Provided records:
--------------------------------------------------

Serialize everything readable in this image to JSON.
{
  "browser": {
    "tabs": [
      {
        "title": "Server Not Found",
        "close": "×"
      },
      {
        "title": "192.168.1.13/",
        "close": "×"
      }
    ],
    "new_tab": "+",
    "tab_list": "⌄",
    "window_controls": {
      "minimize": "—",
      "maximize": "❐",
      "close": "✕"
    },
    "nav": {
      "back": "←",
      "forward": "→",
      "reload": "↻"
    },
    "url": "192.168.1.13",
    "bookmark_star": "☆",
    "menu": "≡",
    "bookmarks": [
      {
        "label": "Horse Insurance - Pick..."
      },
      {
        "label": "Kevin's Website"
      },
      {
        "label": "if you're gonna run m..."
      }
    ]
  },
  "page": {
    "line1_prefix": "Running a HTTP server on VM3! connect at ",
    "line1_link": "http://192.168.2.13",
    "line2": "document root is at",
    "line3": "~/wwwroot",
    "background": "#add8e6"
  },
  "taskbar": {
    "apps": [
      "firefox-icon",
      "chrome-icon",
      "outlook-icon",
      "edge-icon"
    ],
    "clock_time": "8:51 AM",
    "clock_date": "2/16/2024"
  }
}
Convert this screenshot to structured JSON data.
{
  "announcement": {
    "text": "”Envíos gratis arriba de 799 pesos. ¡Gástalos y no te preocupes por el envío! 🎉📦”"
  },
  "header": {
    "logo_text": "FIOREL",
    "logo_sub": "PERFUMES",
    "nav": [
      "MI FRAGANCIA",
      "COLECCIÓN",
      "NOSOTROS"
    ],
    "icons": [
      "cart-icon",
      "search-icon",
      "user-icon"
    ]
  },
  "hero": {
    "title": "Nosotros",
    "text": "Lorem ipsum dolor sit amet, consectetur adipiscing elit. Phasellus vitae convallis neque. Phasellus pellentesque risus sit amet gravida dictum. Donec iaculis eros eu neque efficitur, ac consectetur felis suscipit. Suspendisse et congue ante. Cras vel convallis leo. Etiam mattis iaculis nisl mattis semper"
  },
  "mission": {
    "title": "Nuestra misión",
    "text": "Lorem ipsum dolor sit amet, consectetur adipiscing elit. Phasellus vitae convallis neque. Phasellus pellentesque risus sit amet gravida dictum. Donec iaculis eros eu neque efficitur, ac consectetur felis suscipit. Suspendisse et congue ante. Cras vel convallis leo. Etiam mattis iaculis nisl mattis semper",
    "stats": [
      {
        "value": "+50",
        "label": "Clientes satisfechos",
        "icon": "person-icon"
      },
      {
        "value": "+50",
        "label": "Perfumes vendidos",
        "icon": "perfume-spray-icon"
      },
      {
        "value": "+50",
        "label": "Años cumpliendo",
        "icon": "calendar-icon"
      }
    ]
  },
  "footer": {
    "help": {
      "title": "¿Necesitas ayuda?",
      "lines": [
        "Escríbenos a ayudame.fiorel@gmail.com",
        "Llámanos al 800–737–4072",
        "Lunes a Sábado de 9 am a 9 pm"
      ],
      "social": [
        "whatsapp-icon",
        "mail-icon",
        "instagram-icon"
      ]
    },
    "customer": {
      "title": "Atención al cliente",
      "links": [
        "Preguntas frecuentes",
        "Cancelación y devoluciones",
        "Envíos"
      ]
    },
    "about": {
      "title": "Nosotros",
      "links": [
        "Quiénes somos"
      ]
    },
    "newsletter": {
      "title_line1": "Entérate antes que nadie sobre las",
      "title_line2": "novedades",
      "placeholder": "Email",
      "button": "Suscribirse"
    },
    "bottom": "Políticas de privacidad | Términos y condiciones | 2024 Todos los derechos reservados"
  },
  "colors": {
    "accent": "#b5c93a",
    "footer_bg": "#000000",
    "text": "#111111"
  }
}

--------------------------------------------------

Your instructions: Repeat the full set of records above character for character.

Response area:
Serialize everything readable in this image to JSON.
{
  "browser": {
    "tabs": [
      {
        "title": "Server Not Found",
        "close": "×"
      },
      {
        "title": "192.168.1.13/",
        "close": "×"
      }
    ],
    "new_tab": "+",
    "tab_list": "⌄",
    "window_controls": {
      "minimize": "—",
      "maximize": "❐",
      "close": "✕"
    },
    "nav": {
      "back": "←",
      "forward": "→",
      "reload": "↻"
    },
    "url": "192.168.1.13",
    "bookmark_star": "☆",
    "menu": "≡",
    "bookmarks": [
      {
        "label": "Horse Insurance - Pick..."
      },
      {
        "label": "Kevin's Website"
      },
      {
        "label": "if you're gonna run m..."
      }
    ]
  },
  "page": {
    "line1_prefix": "Running a HTTP server on VM3! connect at ",
    "line1_link": "http://192.168.2.13",
    "line2": "document root is at",
    "line3": "~/wwwroot",
    "background": "#add8e6"
  },
  "taskbar": {
    "apps": [
      "firefox-icon",
      "chrome-icon",
      "outlook-icon",
      "edge-icon"
    ],
    "clock_time": "8:51 AM",
    "clock_date": "2/16/2024"
  }
}
Convert this screenshot to structured JSON data.
{
  "announcement": {
    "text": "”Envíos gratis arriba de 799 pesos. ¡Gástalos y no te preocupes por el envío! 🎉📦”"
  },
  "header": {
    "logo_text": "FIOREL",
    "logo_sub": "PERFUMES",
    "nav": [
      "MI FRAGANCIA",
      "COLECCIÓN",
      "NOSOTROS"
    ],
    "icons": [
      "cart-icon",
      "search-icon",
      "user-icon"
    ]
  },
  "hero": {
    "title": "Nosotros",
    "text": "Lorem ipsum dolor sit amet, consectetur adipiscing elit. Phasellus vitae convallis neque. Phasellus pellentesque risus sit amet gravida dictum. Donec iaculis eros eu neque efficitur, ac consectetur felis suscipit. Suspendisse et congue ante. Cras vel convallis leo. Etiam mattis iaculis nisl mattis semper"
  },
  "mission": {
    "title": "Nuestra misión",
    "text": "Lorem ipsum dolor sit amet, consectetur adipiscing elit. Phasellus vitae convallis neque. Phasellus pellentesque risus sit amet gravida dictum. Donec iaculis eros eu neque efficitur, ac consectetur felis suscipit. Suspendisse et congue ante. Cras vel convallis leo. Etiam mattis iaculis nisl mattis semper",
    "stats": [
      {
        "value": "+50",
        "label": "Clientes satisfechos",
        "icon": "person-icon"
      },
      {
        "value": "+50",
        "label": "Perfumes vendidos",
        "icon": "perfume-spray-icon"
      },
      {
        "value": "+50",
        "label": "Años cumpliendo",
        "icon": "calendar-icon"
      }
    ]
  },
  "footer": {
    "help": {
      "title": "¿Necesitas ayuda?",
      "lines": [
        "Escríbenos a ayudame.fiorel@gmail.com",
        "Llámanos al 800–737–4072",
        "Lunes a Sábado de 9 am a 9 pm"
      ],
      "social": [
        "whatsapp-icon",
        "mail-icon",
        "instagram-icon"
      ]
    },
    "customer": {
      "title": "Atención al cliente",
      "links": [
        "Preguntas frecuentes",
        "Cancelación y devoluciones",
        "Envíos"
      ]
    },
    "about": {
      "title": "Nosotros",
      "links": [
        "Quiénes somos"
      ]
    },
    "newsletter": {
      "title_line1": "Entérate antes que nadie sobre las",
      "title_line2": "novedades",
      "placeholder": "Email",
      "button": "Suscribirse"
    },
    "bottom": "Políticas de privacidad | Términos y condiciones | 2024 Todos los derechos reservados"
  },
  "colors": {
    "accent": "#b5c93a",
    "footer_bg": "#000000",
    "text": "#111111"
  }
}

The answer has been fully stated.